Part of the reason that she is having a hard time opening up to them is because it doesn’t make sense to her. It doesn’t make any logical sense, and she doesn’t know what part of herself she has to deny in order to follow this path, but ultimately, it is a mystery. I think that there’s a very long, continuous streak of mystics in our species in our history, and she is one of them.
RM: It doesn’t match her life—it pulls her apart.
AH: She has such a mystical life, but it kind of bubbled up inside of her until she couldn’t repress it anymore.
We find Steven in the midst of this seemingly career-ending creative block and then, as the film goes on, see how he deals with that. Can you tell me about a time you hit a block or felt like you lost your creative spark and what you did to work through that?
AH: I just went through one, actually. It was really, really painful. At a certain point, I literally thought, “Okay, do I have to quit this job?” And I’ve never quit a job. I thought, “Do I have to do that, because I don’t think I can do this.” I just said to myself, “You know what? They can fire you, but you’re not going to quit.” I kept putting one foot in front of the other. In this particular case, I had a really close person—the director was another close person, but I’m thinking of one person in particular—who just held my hand through it. It was a bit like childbirth in that sense. You have to get to the other side of it, and it’s really painful and confusing and ugly at times but kind of necessary. I feel very transformed by it.

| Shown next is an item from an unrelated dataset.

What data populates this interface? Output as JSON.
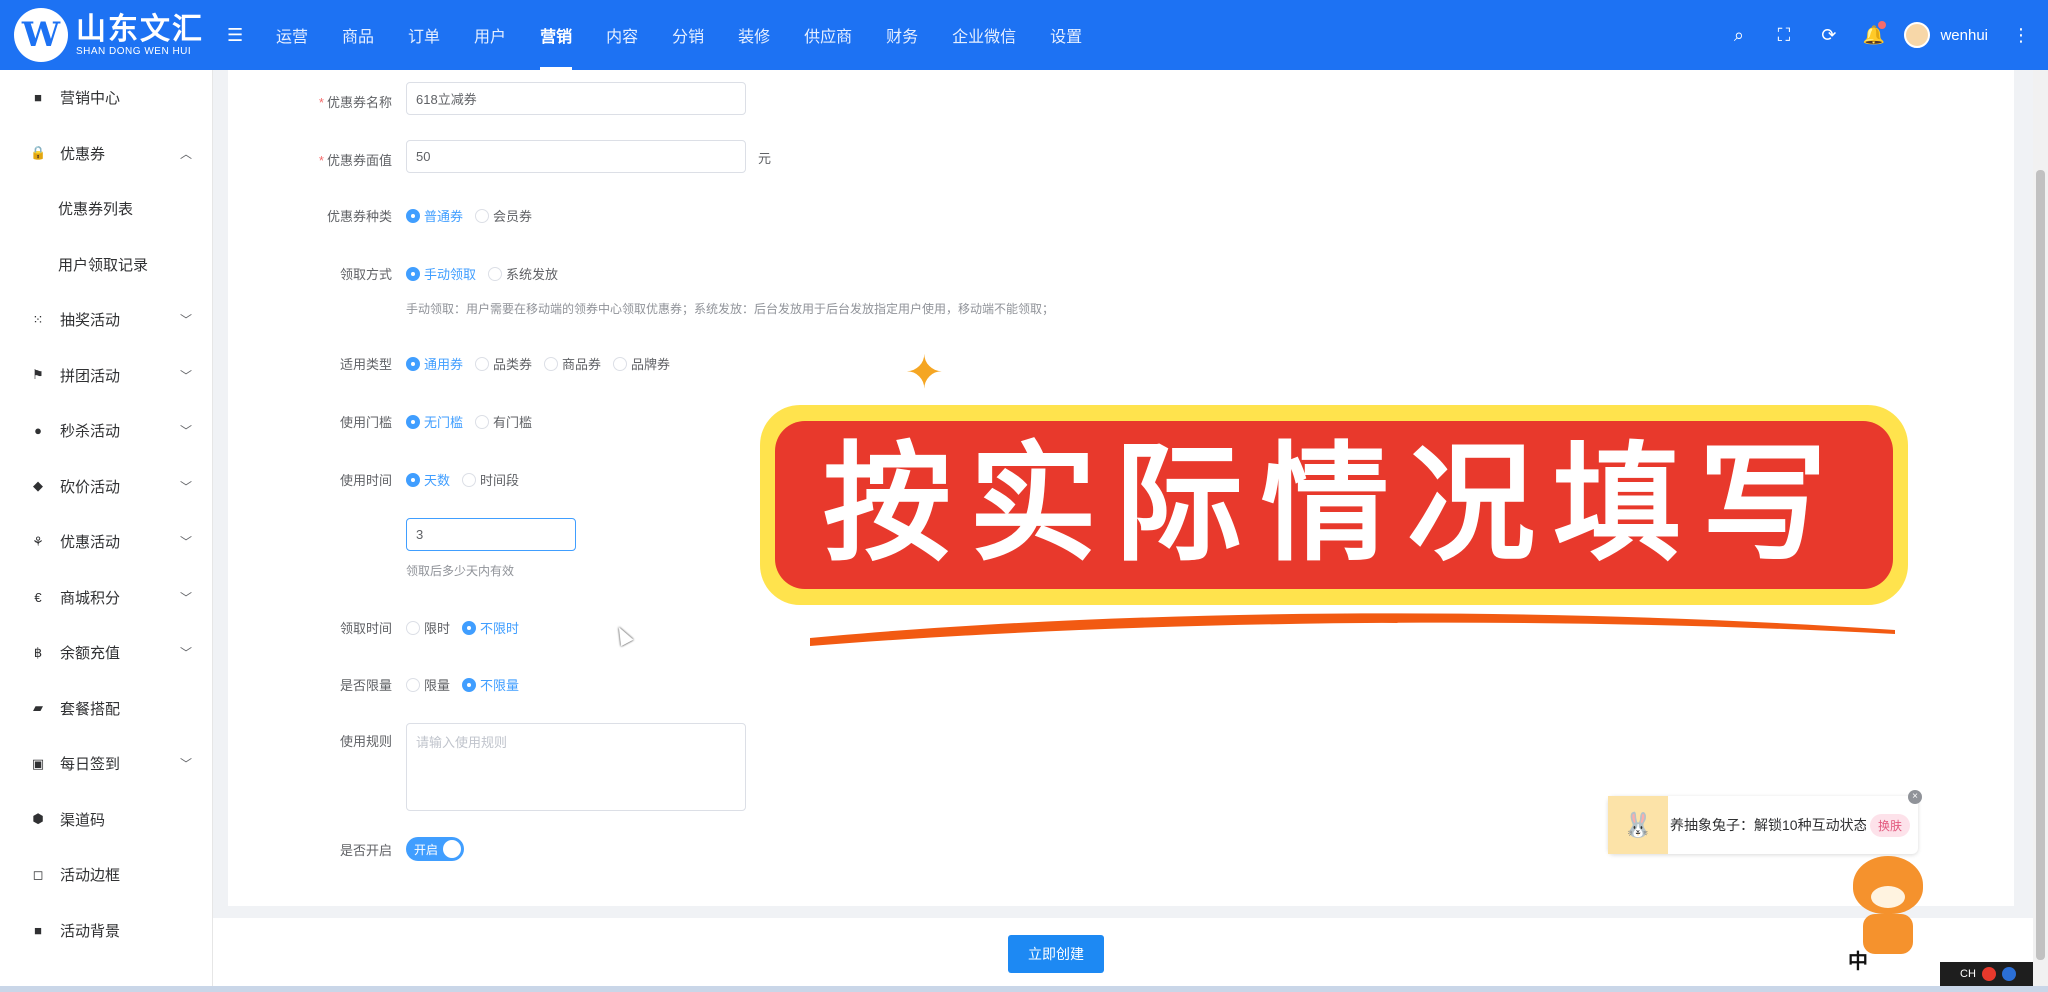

RM: Wow. I have had true block situations, and I would say it would be even more terrifying as an actor to have that.
AH: Oh man, when that start date is coming closer to you… Yeah, it’s not pretty. The thing that I feel really grateful for is that I was graced by humanity in that moment. I was graced to process where I didn’t have to have everything all lined up and perfect and pretty and smooth the first day. I was allowed to be a human being during it. And then it did start to activate, and it did start to come alive, and at one point, it did literally feel like a block was physically changing. So yeah, it’s a little more personal than I normally reveal, but I just want to say to people, yes, it’s a real thing, and hold strong and stay vulnerable and maybe find a trusted friend who can help you through it.
RM: In my case, I volunteered somewhere because I had nothing I could do. I didn’t have a job at the time, I was living in Dublin, and I just volunteered for a period of months. I didn’t do it for this reason, but the thing that ultimately happened was I started writing about some of the women. It was a women’s shelter, and I started writing. In a way, taking attention off yourself is really helpful.
AH: And honestly doing whatever you got to do. Just try not to burn a bridge or salt the Earth.
She Came to Me is in theaters now.